We are focusing on Invizimals, which is based on characters from a video game for Sony Playstation devices. It was originally created by a Catalan studio, Novarama. Then we got the idea of doing a TV show. Inizimals uses augmented reality, so you use your device to see the characters around you. In the TV show, markers appear and if you point your mobile device at the screen, you can capture an Invizimal and play with that character in the video game.
How important is that type of interaction nowadays?
It is not only important, it's the way to survive. People love the engagement of video games, so we are bringing the creativity of video games and the creativity of animation together to create something new: a multi-platform experience.
Is that the best way to maximise your audience?

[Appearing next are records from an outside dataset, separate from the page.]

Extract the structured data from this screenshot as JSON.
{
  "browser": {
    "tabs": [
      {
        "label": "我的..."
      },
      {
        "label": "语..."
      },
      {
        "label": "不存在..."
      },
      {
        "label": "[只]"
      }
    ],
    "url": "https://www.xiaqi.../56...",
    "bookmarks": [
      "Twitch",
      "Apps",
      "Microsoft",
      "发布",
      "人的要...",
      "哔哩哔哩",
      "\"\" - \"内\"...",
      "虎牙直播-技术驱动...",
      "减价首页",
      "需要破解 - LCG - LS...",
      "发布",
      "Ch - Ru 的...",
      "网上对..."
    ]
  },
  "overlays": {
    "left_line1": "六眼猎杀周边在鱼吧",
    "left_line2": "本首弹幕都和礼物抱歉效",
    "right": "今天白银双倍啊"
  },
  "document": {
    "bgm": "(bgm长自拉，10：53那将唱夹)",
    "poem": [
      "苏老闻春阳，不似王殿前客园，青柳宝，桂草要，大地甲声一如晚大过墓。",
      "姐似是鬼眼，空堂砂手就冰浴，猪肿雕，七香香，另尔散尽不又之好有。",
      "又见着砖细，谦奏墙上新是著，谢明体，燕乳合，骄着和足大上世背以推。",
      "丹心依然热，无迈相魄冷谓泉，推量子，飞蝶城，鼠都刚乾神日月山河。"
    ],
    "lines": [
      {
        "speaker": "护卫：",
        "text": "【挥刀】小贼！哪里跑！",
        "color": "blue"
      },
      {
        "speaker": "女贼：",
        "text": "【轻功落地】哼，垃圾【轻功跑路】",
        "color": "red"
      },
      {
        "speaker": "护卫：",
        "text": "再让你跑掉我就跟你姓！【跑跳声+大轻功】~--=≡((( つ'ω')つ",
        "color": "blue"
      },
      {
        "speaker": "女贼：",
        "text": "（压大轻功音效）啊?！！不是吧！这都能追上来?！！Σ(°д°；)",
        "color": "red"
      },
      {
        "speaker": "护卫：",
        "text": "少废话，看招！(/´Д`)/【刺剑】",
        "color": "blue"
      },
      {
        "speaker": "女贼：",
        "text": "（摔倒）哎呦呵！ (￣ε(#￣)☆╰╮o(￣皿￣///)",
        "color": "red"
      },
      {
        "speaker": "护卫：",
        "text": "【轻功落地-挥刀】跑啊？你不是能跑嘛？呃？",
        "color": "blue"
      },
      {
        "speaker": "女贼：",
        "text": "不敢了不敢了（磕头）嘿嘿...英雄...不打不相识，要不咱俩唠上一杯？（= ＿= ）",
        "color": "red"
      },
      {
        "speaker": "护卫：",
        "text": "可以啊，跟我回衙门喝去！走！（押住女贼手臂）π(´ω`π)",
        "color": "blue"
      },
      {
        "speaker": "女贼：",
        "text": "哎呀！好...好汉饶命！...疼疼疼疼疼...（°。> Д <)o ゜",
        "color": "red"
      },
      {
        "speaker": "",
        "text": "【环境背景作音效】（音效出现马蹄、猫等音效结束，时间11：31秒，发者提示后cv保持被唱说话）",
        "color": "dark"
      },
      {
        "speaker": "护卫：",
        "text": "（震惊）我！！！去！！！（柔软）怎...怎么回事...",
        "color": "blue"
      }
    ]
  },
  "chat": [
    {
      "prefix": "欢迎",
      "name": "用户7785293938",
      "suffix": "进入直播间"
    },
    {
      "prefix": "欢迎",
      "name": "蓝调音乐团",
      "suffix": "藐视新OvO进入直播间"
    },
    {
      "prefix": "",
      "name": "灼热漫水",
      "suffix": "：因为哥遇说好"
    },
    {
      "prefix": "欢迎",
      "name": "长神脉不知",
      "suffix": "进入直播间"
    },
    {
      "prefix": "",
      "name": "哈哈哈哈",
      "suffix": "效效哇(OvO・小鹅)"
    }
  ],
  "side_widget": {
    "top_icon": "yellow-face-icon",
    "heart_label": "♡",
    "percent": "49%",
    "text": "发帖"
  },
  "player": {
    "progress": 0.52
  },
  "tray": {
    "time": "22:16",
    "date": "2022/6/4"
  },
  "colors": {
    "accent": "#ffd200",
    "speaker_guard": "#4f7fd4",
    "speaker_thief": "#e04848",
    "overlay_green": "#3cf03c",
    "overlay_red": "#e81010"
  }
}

Yes, and the shortcut is the internet. When we were kids, there was a TV and the time of the show. Now if someone loves Invizimals they go online and get the episode on demand. With the video game it's the same: you download the app and play when and where you want.
There must be a lot of pressure to keep up?
There is. We need a couple of years to finish a good animated TV show. Once you have something new, everyone wants it immediately. When I started 25 years ago there was no pressure, now it is totally different.
How else have things changed in that time?
In the 1980s we created shows like Dogtanian, which in Spain were watched by more than 20 million people on Saturday afternoons. The whole family would watch it together. It's different now, as everyone wants their own content, which means multiple content for each target group. Techniques have also changed. At the beginning we did everything with pencils and brushes, filming frame-by-frame. Now it is easy to do animation on a computer, but that does not mean it will be successful. You need talent, you have to create quality and tell interesting stories. This has not changed, because if you do not have interesting stories, it doesn't matter what graphics you use, it will fail. Storytelling is the key.
What is the process of making an animated series?
We start by brainstorming as a team and get an idea about the characters and the story, and we create what we call a ‘bible'. This ‘bible' is the basis of the show and has all the information, the target, the format, the characters and their backstories. You then show it to possible partners – Disney, Universal or whatever. If they like it and come on board, then you can start producing it.
Now content is global, how do you serve different tastes?
In the past 25 years we have developed a global idea of what entertainment is so we now have the same idea of entertainment. The cultural barriers are starting to come down.
Can animation surpass the possibilities of live action?
People of our generation grew up with cartoons and comic books, and we still watch animation, as we can see from the millions of hits cartoons get on YouTube. Animation not only interests kids. And so what we are trying to do is to go a step further and create user-generated content, which means you might watch the TV show and import the characters into your game, and then you can create your own show with the same characters, adding your voice and sharing it online. That is the future and animation has an unbelievable potential for that.
Will virtual reality allow us to take part in a cartoon?
Yes definitely. If you go to see a film and you love it, then you will be able to come home, put your glasses on and begin playing in the world you have just been watching. But first you need something that makes you comfortable in this world. And that requires storytelling to make it interesting and to make you want to explore it.
Is this where things are going next in animation
There are two ways to continue producing animation. One is online video on demand, making content available to people when they want it. And the other is, amazingly, feature films. People still love going to the cinema, not least because it is a social activity. Yet, that needs to be supported with interactivity outside of the cinema. Video games and animation are becoming the same things. So, we are trying to offer a nice story that you can enjoy and that you will then want to experience for yourself, which is the meeting point between video games and interactive animation.